As such, there is no unique message for Quebecers in either the book or the vague themes it promotes about Canadian values. Justin Trudeau’s star power may shine forth from the cover of Common Ground in bookstore windows from St. John’s to Prince Rupert, but will likely remain on the back shelves in St. Hyacinthe and Rimouski. When I searched for the French translation in the iconic Quebec City bookstore Pantoute (Québécois for “not at all”), I could not find it at all, until a clerk pointed me toward the politics section, where Trudeau’s face was squeezed between a dozen books on his father and dozens more on better known modern political figures in Quebec.
In the end, Trudeau the candidate comes across in this book much as he is in real life: a charming, not altogether unsympathetic politician, and an empathetic son, brother, husband and father. He may not be a political heavyweight in the contrasting styles of his grandfather Jimmy or father Pierre, but Justin shows here the winsome authenticity that attracts so many to his persona. It is this personal authenticity that belies any negative knee-jerk reaction from the critics who claim he is a PR invention.

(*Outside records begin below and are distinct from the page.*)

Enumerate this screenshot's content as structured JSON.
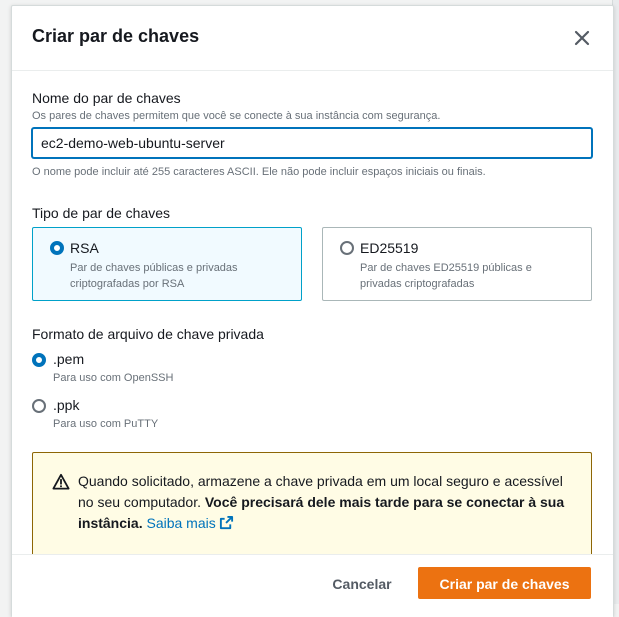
{
  "dialog": {
    "title": "Criar par de chaves",
    "close_icon": "close-icon"
  },
  "key_name": {
    "label": "Nome do par de chaves",
    "description": "Os pares de chaves permitem que você se conecte à sua instância com segurança.",
    "value": "ec2-demo-web-ubuntu-server",
    "constraint": "O nome pode incluir até 255 caracteres ASCII. Ele não pode incluir espaços iniciais ou finais."
  },
  "key_type": {
    "label": "Tipo de par de chaves",
    "options": [
      {
        "title": "RSA",
        "description": "Par de chaves públicas e privadas criptografadas por RSA",
        "selected": true
      },
      {
        "title": "ED25519",
        "description": "Par de chaves ED25519 públicas e privadas criptografadas",
        "selected": false
      }
    ]
  },
  "file_format": {
    "label": "Formato de arquivo de chave privada",
    "options": [
      {
        "title": ".pem",
        "description": "Para uso com OpenSSH",
        "selected": true
      },
      {
        "title": ".ppk",
        "description": "Para uso com PuTTY",
        "selected": false
      }
    ]
  },
  "alert": {
    "icon": "warning-icon",
    "text_plain": "Quando solicitado, armazene a chave privada em um local seguro e acessível no seu computador. ",
    "text_bold": "Você precisará dele mais tarde para se conectar à sua instância.",
    "link": "Saiba mais",
    "link_icon": "external-link-icon"
  },
  "footer": {
    "cancel_label": "Cancelar",
    "create_label": "Criar par de chaves"
  },
  "colors": {
    "primary": "#ec7211",
    "accent": "#0073bb",
    "warning_bg": "#fffce5",
    "warning_border": "#8d6605"
  }
}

Still, this campaign autobiography—abuzz with slogans but lacking in clear focus and articulate details—gives us no genuine roadmap as to where this new Liberal leader who purports to speak for Canadians is willing and able to take us. If this book does a good job of showing us the stuff Justin Trudeau is made of, it does not altogether answer the question of whether this is the stuff of a future prime minister of Canada.